Kendrick Frazier is editor of the Skeptical Inquirer and a fellow of the American Association for the Advancement of Science. He is editor of several anthologies, including Science Under Siege: Defending Science, Exposing Pseudoscience.
Organized Skepticism: Four Decades ... and Today
A Few Changes, and with Randi Down Under
44 Doctor-Bashing Arguments . . . and Harriet Hall’s Rebuttals
The Great Freethinker We Owe A Big Debt
A review of The Great Agnostic: Robert Ingersoll and American Freethought by Susan Jacoby
Why We Believe: New Research, New Understanding
Kendrick Frazier Asks Ann Druyan about the New Cosmos
The Cosmos Odyssey of Ann Druyan

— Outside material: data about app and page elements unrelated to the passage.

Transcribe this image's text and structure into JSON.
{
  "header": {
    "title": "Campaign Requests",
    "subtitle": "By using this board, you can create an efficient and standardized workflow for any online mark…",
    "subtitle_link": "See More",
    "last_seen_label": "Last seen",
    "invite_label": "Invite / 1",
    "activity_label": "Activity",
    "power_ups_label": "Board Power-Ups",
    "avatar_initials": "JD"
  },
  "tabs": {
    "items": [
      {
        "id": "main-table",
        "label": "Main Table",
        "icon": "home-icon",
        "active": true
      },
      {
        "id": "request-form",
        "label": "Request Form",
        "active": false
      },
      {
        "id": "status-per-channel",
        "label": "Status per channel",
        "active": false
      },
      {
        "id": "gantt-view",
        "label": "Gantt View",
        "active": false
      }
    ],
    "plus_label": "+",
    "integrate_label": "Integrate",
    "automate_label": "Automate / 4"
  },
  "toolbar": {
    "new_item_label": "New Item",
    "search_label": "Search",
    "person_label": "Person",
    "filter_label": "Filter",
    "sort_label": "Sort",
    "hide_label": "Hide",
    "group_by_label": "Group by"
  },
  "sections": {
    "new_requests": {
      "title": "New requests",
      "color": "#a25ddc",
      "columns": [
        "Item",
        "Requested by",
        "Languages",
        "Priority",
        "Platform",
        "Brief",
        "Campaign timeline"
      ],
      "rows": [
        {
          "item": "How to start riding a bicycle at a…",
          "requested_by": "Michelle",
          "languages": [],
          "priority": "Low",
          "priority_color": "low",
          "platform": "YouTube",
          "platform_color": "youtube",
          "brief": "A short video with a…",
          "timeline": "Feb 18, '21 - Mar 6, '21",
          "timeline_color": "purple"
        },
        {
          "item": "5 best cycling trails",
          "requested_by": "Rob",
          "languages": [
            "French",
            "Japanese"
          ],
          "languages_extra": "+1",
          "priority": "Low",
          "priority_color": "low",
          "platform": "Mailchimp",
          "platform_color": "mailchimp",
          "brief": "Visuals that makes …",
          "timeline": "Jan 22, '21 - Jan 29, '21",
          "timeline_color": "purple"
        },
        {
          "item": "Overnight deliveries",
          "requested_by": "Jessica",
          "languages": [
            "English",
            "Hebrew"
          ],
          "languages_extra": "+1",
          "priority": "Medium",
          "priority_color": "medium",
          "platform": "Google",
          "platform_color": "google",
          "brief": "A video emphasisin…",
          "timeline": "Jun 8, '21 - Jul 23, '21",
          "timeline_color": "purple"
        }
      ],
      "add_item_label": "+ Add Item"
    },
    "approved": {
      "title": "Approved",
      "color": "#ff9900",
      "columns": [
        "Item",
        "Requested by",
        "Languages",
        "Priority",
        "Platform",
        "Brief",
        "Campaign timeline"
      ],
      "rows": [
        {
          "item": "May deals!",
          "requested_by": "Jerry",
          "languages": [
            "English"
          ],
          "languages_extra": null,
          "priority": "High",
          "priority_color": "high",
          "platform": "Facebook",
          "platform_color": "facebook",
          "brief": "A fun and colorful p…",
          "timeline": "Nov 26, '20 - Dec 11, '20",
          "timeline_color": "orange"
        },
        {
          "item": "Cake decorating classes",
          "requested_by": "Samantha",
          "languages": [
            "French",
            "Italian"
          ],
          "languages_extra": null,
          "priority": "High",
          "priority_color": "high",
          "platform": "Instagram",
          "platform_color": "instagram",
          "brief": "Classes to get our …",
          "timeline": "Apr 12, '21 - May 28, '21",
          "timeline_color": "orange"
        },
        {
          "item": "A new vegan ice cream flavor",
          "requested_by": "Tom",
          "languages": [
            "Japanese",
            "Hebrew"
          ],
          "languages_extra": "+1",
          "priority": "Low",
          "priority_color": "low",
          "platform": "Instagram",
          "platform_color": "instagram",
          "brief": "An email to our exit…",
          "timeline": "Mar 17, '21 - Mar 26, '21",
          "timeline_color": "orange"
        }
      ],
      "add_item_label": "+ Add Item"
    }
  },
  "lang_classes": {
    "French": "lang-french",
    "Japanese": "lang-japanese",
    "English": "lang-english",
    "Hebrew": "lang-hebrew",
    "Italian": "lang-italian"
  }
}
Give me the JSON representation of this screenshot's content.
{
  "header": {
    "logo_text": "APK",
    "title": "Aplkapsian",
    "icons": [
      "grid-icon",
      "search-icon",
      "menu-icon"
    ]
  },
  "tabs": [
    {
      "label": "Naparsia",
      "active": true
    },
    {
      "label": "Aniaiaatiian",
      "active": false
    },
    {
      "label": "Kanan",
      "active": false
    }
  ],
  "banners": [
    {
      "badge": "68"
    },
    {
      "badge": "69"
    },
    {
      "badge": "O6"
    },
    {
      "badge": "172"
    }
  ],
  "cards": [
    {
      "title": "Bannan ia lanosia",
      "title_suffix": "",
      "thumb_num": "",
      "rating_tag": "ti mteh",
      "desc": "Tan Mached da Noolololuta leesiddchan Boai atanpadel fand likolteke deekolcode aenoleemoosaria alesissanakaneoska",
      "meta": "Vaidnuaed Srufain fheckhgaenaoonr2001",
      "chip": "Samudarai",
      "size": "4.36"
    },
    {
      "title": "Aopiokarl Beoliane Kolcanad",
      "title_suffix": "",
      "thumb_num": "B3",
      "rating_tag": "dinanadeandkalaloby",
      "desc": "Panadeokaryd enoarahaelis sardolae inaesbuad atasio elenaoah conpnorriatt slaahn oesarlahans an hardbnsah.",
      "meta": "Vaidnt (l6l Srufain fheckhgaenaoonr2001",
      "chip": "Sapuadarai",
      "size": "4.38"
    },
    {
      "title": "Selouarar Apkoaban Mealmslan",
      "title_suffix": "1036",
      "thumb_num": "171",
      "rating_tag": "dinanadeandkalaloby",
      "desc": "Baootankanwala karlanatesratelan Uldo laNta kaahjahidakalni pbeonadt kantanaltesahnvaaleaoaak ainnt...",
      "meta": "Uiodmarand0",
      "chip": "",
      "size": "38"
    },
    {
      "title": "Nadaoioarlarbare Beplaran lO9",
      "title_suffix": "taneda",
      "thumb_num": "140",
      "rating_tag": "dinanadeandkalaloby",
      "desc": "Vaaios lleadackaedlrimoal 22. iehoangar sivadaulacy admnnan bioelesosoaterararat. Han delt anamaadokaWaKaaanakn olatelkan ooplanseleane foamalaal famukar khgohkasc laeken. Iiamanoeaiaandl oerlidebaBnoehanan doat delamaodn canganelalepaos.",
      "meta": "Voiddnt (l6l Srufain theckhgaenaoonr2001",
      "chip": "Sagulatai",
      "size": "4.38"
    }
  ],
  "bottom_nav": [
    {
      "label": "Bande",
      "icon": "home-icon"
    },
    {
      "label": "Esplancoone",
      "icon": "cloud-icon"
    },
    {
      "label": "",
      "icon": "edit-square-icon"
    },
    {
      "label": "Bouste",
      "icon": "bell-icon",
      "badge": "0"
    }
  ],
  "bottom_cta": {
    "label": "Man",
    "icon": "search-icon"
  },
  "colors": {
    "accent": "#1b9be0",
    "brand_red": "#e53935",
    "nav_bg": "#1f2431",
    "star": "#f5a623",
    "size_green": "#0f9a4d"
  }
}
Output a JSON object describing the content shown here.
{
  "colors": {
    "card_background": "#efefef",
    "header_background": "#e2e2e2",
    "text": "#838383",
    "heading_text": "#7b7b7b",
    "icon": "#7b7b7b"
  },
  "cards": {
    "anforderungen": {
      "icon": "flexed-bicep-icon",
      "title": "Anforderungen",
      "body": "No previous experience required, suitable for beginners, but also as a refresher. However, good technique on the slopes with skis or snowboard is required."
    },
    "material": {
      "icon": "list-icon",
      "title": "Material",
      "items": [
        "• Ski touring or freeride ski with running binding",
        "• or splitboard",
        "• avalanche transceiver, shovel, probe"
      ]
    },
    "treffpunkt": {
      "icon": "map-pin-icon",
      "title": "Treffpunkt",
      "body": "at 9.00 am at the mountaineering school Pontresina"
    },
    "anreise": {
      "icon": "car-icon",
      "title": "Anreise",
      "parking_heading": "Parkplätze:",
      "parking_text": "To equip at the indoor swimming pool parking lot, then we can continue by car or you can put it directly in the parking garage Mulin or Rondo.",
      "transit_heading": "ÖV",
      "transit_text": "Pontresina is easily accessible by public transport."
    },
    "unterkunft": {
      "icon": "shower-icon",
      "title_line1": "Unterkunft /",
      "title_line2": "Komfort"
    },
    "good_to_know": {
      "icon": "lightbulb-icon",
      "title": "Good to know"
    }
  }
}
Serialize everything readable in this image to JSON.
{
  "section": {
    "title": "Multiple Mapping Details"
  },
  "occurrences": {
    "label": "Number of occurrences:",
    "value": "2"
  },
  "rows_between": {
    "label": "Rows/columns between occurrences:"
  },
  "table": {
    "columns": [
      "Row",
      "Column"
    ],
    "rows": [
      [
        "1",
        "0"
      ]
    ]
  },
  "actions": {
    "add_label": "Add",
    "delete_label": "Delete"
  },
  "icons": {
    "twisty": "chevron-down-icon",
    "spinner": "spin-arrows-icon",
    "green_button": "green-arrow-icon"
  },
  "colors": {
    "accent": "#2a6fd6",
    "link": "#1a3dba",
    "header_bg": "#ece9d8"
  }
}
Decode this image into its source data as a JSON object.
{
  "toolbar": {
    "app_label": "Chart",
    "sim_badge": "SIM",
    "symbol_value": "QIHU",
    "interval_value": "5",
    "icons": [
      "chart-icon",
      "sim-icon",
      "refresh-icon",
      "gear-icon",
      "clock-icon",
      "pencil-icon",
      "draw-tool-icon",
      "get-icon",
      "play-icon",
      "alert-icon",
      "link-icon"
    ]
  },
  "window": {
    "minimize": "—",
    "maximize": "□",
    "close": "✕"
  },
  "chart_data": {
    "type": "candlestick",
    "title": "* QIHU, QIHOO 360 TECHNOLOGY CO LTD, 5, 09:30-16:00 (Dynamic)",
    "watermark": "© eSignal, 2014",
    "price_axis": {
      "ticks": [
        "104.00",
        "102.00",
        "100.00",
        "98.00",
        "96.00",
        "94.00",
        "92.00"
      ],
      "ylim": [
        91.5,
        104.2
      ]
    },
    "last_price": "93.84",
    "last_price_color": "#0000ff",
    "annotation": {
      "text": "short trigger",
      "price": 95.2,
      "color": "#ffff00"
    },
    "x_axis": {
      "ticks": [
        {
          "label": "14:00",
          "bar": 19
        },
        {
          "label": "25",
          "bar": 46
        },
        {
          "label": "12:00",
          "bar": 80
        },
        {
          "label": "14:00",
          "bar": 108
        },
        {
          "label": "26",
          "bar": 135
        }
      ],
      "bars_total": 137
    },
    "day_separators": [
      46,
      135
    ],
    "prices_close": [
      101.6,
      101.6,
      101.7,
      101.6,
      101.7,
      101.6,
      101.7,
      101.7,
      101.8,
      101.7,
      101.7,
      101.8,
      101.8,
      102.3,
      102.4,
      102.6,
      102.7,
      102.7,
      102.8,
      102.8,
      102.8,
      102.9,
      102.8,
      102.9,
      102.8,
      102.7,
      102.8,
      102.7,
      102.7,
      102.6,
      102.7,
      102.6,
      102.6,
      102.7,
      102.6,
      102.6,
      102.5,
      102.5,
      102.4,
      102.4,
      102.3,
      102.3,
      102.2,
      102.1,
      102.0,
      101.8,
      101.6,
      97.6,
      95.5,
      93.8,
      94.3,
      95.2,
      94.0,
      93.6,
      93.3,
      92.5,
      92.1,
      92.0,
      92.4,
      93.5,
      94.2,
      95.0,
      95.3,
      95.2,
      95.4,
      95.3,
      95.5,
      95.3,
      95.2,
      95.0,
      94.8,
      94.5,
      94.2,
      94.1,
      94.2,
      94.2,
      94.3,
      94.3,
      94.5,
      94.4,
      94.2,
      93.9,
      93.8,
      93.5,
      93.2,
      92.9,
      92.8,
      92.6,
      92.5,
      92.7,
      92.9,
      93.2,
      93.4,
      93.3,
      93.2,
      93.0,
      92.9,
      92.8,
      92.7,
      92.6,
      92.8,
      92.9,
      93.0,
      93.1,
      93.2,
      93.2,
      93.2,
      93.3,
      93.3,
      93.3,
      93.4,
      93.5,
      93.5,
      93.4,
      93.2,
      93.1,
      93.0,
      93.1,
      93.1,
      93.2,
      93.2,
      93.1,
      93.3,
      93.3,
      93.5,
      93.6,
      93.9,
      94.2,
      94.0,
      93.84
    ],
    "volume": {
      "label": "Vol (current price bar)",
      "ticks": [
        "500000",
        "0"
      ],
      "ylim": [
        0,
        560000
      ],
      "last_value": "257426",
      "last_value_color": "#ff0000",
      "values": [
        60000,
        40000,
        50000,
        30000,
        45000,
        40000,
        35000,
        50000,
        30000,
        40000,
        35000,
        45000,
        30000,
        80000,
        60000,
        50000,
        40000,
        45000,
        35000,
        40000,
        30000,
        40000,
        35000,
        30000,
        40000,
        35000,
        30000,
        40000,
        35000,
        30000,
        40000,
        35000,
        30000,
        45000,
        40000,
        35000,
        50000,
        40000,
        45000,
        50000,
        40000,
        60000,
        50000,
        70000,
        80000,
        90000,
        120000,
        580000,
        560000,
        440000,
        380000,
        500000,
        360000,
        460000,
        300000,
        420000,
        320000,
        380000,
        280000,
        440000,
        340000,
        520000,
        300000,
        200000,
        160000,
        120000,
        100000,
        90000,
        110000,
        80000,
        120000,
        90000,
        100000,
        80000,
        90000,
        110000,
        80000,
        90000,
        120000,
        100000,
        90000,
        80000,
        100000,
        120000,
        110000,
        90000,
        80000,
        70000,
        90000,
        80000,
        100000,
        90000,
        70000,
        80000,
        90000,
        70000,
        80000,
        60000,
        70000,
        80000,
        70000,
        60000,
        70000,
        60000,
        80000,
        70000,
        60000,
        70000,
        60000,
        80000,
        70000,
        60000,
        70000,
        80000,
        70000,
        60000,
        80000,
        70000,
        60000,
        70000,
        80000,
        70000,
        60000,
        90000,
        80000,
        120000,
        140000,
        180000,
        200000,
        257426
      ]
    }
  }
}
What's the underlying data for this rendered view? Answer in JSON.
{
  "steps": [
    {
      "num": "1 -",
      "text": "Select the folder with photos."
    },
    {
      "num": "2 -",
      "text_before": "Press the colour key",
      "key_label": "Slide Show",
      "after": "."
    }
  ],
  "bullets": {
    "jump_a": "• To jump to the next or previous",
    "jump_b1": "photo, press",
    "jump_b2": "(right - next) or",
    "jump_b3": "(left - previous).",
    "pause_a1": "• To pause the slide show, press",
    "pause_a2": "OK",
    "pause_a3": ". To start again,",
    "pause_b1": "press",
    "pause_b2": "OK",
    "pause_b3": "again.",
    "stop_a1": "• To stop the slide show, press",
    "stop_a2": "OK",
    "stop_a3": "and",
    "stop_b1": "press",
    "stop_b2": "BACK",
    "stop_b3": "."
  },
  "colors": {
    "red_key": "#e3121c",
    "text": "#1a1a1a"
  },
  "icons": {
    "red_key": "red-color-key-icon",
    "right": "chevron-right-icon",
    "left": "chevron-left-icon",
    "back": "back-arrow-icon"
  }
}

Science and Religion: New Questions and Issues
Skeptics, Humanists Come Together in Tacoma in First Joint Conference: Skepticism, Humanism, or Both?
The Burzynski Affair: Forty Years and Counting
A Philosophical Mind Considers the Universe (and Us)
A review of The Turbulent Universe by Paul Kurtz
Sweden is the home of a large and vibrant skeptics group and was the able host of the 2013 European Skeptics Congress, August 23–25, in Stockholm.
Creationism Gone Global
I want to give some brief historical perspective about the skeptical movement, take a look at some new trends, and revisit a theme I’ve emphasized before, reminding ourselves why we do this: the higher values of skeptical inquiry.
Cautions and Enthusiasms
Wildly Wrong, Psychics Shouldn’t Get a Free Pass
Violence, Here and Above
September 16, 2013
It awards the Nobel Prizes in science and proudly portrays not a political figure but one of its most eminent scientists on its ubiquitous 100-kronor note (about $16). So it is hardly surprising that Sweden is the home of a large and vibrant skeptics group and was the able host of the 2013 European Skeptics Congress (ESC), August 23–25, in Stockholm.
Admiration and Disapprobation
Experiments attempting to replicate Bem’s results were quickly conducted at various universities, but none were accepted for publication by Journal of Personality and Social Psychology. Now the journal has had an apparent change of heart.
A Lively CSICon 2012 Nashville Eyes Latest Trends in Science, Pseudoscience, and Belief
A Good Look at Invisibility
Courage, Optimism, and Thinking Big: An Exuberant Life Well Lived
Exuberant Champion of the New Enlightenment
Can We Have Civilized Conversations about Touchy Science Policy Issues?
Phrenology’s Lessons for Today
Dr. Phil Gives Psychics a Pass
The Roswell Syndrome . . . and Pseudoskepticism
Like its earlier CSICOP conference predecessors, CSICon New Orleans 2011 was rich with provocative ideas, good science, critical thinking, informed analysis, and penetrating criticism of claims poorly supported by scientific evidence.